**Dataset entries:**
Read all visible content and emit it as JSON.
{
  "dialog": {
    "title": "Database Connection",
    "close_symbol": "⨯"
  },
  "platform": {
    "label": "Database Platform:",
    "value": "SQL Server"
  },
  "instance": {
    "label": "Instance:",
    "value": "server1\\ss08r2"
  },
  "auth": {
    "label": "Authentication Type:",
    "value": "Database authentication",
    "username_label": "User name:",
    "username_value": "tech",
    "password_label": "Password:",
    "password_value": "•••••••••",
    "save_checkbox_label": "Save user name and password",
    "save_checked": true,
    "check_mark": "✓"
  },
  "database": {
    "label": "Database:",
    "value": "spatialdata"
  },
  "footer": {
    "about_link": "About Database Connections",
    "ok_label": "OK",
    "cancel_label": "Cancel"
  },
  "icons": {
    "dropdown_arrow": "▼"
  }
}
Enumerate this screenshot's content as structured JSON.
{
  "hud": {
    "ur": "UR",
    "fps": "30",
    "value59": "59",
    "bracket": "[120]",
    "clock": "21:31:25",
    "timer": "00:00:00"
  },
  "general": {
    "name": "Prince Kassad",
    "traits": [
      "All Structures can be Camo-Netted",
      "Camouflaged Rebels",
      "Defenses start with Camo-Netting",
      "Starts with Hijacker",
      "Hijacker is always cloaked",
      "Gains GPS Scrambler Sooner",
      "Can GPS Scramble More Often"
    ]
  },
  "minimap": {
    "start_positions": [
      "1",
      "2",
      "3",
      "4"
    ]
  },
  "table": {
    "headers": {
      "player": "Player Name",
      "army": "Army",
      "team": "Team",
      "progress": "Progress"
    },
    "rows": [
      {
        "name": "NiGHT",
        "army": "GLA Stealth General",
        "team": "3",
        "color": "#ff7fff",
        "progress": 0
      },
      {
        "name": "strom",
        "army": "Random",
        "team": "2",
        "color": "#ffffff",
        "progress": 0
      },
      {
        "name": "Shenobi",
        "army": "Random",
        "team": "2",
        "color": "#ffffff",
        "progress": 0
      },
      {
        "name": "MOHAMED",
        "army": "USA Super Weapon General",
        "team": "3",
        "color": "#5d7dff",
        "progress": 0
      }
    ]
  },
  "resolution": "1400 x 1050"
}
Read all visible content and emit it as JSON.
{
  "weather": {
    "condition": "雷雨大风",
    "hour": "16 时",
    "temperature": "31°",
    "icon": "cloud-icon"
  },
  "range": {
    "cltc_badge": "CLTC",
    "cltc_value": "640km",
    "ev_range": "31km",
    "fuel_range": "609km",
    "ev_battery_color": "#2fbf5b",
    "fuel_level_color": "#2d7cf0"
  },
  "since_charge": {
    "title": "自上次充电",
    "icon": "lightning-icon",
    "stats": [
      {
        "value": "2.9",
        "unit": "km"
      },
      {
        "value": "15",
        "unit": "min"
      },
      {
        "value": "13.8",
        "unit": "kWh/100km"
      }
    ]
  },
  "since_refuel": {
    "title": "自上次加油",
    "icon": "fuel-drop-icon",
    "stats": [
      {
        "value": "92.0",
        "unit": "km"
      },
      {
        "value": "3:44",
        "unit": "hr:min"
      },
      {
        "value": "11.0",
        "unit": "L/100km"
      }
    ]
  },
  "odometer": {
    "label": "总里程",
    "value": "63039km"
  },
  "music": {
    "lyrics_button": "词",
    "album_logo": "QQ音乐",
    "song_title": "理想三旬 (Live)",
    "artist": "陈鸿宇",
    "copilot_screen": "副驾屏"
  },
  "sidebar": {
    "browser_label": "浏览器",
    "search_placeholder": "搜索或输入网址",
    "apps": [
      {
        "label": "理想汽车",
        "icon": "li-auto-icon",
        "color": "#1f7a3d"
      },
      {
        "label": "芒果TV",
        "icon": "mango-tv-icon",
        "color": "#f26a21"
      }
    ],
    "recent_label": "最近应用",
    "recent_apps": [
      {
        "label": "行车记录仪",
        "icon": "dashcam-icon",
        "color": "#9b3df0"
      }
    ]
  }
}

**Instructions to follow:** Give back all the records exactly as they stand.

**Exercise solution:**
Read all visible content and emit it as JSON.
{
  "dialog": {
    "title": "Database Connection",
    "close_symbol": "⨯"
  },
  "platform": {
    "label": "Database Platform:",
    "value": "SQL Server"
  },
  "instance": {
    "label": "Instance:",
    "value": "server1\\ss08r2"
  },
  "auth": {
    "label": "Authentication Type:",
    "value": "Database authentication",
    "username_label": "User name:",
    "username_value": "tech",
    "password_label": "Password:",
    "password_value": "•••••••••",
    "save_checkbox_label": "Save user name and password",
    "save_checked": true,
    "check_mark": "✓"
  },
  "database": {
    "label": "Database:",
    "value": "spatialdata"
  },
  "footer": {
    "about_link": "About Database Connections",
    "ok_label": "OK",
    "cancel_label": "Cancel"
  },
  "icons": {
    "dropdown_arrow": "▼"
  }
}
Enumerate this screenshot's content as structured JSON.
{
  "hud": {
    "ur": "UR",
    "fps": "30",
    "value59": "59",
    "bracket": "[120]",
    "clock": "21:31:25",
    "timer": "00:00:00"
  },
  "general": {
    "name": "Prince Kassad",
    "traits": [
      "All Structures can be Camo-Netted",
      "Camouflaged Rebels",
      "Defenses start with Camo-Netting",
      "Starts with Hijacker",
      "Hijacker is always cloaked",
      "Gains GPS Scrambler Sooner",
      "Can GPS Scramble More Often"
    ]
  },
  "minimap": {
    "start_positions": [
      "1",
      "2",
      "3",
      "4"
    ]
  },
  "table": {
    "headers": {
      "player": "Player Name",
      "army": "Army",
      "team": "Team",
      "progress": "Progress"
    },
    "rows": [
      {
        "name": "NiGHT",
        "army": "GLA Stealth General",
        "team": "3",
        "color": "#ff7fff",
        "progress": 0
      },
      {
        "name": "strom",
        "army": "Random",
        "team": "2",
        "color": "#ffffff",
        "progress": 0
      },
      {
        "name": "Shenobi",
        "army": "Random",
        "team": "2",
        "color": "#ffffff",
        "progress": 0
      },
      {
        "name": "MOHAMED",
        "army": "USA Super Weapon General",
        "team": "3",
        "color": "#5d7dff",
        "progress": 0
      }
    ]
  },
  "resolution": "1400 x 1050"
}
Read all visible content and emit it as JSON.
{
  "weather": {
    "condition": "雷雨大风",
    "hour": "16 时",
    "temperature": "31°",
    "icon": "cloud-icon"
  },
  "range": {
    "cltc_badge": "CLTC",
    "cltc_value": "640km",
    "ev_range": "31km",
    "fuel_range": "609km",
    "ev_battery_color": "#2fbf5b",
    "fuel_level_color": "#2d7cf0"
  },
  "since_charge": {
    "title": "自上次充电",
    "icon": "lightning-icon",
    "stats": [
      {
        "value": "2.9",
        "unit": "km"
      },
      {
        "value": "15",
        "unit": "min"
      },
      {
        "value": "13.8",
        "unit": "kWh/100km"
      }
    ]
  },
  "since_refuel": {
    "title": "自上次加油",
    "icon": "fuel-drop-icon",
    "stats": [
      {
        "value": "92.0",
        "unit": "km"
      },
      {
        "value": "3:44",
        "unit": "hr:min"
      },
      {
        "value": "11.0",
        "unit": "L/100km"
      }
    ]
  },
  "odometer": {
    "label": "总里程",
    "value": "63039km"
  },
  "music": {
    "lyrics_button": "词",
    "album_logo": "QQ音乐",
    "song_title": "理想三旬 (Live)",
    "artist": "陈鸿宇",
    "copilot_screen": "副驾屏"
  },
  "sidebar": {
    "browser_label": "浏览器",
    "search_placeholder": "搜索或输入网址",
    "apps": [
      {
        "label": "理想汽车",
        "icon": "li-auto-icon",
        "color": "#1f7a3d"
      },
      {
        "label": "芒果TV",
        "icon": "mango-tv-icon",
        "color": "#f26a21"
      }
    ],
    "recent_label": "最近应用",
    "recent_apps": [
      {
        "label": "行车记录仪",
        "icon": "dashcam-icon",
        "color": "#9b3df0"
      }
    ]
  }
}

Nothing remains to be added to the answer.